Community Input Sought on Roxbury Drive Pilot Bike Lane Project

The city is considering transitioning a protected bike lane on Roxbury Drive into a permanent street feature.

As part of that process, the Public Works department is encouraging residents and other stakeholders, including those living outside of Beverly Hills who use the bike lane, to complete a survey regarding their experiences traveling within or adjacent to the pilot lane.

The online survey link is available at

Installed in late 2021, the Roxbury Drive Protected Bike Lane Pilot Project includes a southbound parking-protected bike lane and a northbound conventional bike lane, connecting to existing bike lanes in Los Angeles and improving bicycle access to Roxbury Park. The southbound lane runs south of Olympic Boulevard alongside the park. Prior to its installation, the city held a demonstration ride for people to test out what the bike lane would look like.

Daren Grilley, assistant director of Public Works and a city engineer, said there are approximately 40-50 bikes per day using the pilot bike lane in the southbound direction. The Public Works department uses a citywide camera system, pulling data from that, he said.

City Council approved the pilot in Sept. 2021 as part of an effort to transform Beverly Hills into a more bike-friendly city.

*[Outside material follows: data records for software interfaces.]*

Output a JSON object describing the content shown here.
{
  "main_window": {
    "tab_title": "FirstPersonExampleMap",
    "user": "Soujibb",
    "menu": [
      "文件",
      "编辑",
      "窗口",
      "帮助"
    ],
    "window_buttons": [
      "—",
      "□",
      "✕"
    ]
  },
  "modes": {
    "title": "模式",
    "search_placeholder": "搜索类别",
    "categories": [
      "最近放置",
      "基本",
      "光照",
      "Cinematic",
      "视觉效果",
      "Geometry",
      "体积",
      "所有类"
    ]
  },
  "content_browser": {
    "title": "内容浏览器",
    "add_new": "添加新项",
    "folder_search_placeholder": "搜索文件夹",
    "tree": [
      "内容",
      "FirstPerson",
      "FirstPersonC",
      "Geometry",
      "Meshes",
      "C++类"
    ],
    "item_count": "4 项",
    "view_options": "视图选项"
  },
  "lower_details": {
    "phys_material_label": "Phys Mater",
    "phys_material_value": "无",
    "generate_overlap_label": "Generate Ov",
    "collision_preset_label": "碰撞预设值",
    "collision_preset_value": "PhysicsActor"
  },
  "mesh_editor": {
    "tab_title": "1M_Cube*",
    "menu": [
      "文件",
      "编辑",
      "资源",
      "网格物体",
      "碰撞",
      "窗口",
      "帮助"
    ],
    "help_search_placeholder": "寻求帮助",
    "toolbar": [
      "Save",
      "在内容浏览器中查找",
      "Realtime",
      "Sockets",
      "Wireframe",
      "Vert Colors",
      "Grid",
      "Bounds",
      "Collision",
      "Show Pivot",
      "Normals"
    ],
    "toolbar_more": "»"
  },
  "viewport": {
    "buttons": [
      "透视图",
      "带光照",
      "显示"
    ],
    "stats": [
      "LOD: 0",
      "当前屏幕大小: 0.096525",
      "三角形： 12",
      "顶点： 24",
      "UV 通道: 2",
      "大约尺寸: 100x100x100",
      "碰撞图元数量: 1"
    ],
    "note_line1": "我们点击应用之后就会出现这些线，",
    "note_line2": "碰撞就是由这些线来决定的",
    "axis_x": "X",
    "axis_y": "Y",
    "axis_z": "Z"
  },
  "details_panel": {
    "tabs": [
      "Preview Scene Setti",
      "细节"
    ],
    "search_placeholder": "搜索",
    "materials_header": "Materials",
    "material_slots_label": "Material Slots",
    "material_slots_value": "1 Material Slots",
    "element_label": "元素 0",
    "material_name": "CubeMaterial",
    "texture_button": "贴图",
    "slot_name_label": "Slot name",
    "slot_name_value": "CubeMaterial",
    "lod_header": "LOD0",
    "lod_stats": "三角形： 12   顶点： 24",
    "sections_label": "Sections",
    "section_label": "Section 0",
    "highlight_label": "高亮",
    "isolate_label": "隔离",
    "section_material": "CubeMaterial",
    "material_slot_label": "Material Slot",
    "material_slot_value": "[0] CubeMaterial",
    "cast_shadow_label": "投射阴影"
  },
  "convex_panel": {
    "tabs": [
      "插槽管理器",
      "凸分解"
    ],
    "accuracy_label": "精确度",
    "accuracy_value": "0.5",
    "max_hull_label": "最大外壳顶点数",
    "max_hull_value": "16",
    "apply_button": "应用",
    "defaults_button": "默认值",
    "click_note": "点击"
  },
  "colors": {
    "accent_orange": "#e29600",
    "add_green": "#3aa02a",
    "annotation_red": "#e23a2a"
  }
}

While the evaluation period of the lane was initially intended to be one year, it has lasted longer.

“It’s been working so well we just continued with it,” Grilley said. “We didn’t have any complaints.”

Grilley said most of the feedback about the pilot program has been supportive.

“It’s been installed for almost two years, and we’ve heard positive feedback. We’re bringing this back to our Traffic and Parking Commission because we want to find out what the community thinks about it now that it’s been there for a while,” Grilley said. “We’re still in that information-gathering stage.”

“It’s been working pretty well,” Grilley added. “There are a couple of things we’ve learned and modified.” This includes how to allow for angular parking so that larger vehicles can continue to park alongside the park as well as how to keep the area clean of falling leaves and other debris.

The survey, the city engineer said, provides important feedback for the city. Because the bike lane is located near the city’s border with Los Angeles, the city is interested in not only what Beverly Hills-based cyclists think but also anybody who makes use of the protected bike lane.

“It’s open to anybody,” Grilley said of the survey. “And we want to know what residents think, especially folks who live on that street.”

According to the Public Works department, the goal of the Roxbury Drive bike lane pilot is providing a more comfortable street for people to bicycle on by providing physical separation from moving traffic, while not removing any on-street parking or vehicle travel lanes.

Bike lanes on Roxbury Drive are identified as a high priority in the City’s Complete Streets Plan, a comprehensive vision approved in 2021 by City Council that aims to make the city more accessible to cyclists and pedestrians.

Presently, flex posts separate the southbound protected bike lane on Roxbury Drive from parking spaces and vehicular lanes. That may change, however, depending on community feedback and the decision of City Council.

The survey presents five options for the design of the bike lane. One option is replacing the current flex posts with a permanent curb barrier comprised of concrete and landscaping. Another is to raise the bike lane to sidewalk level and separate it from the street with paving material and landscaping. Yet another option is to remove the protected bike lane altogether.

The city does not yet have an estimate of what it’ll cost to transition the pilot into a permanent street feature.

“When we bring this to our Traffic and Parking commission, we’ll have rough cost estimates for different options,” Grilley said.

The deadline to complete the survey is Sept. 15.

Drawing on feedback provided by the survey, the Traffic and Parking Commission will review potential options during its Oct. 5 meeting before making a recommendation to City Council about next steps.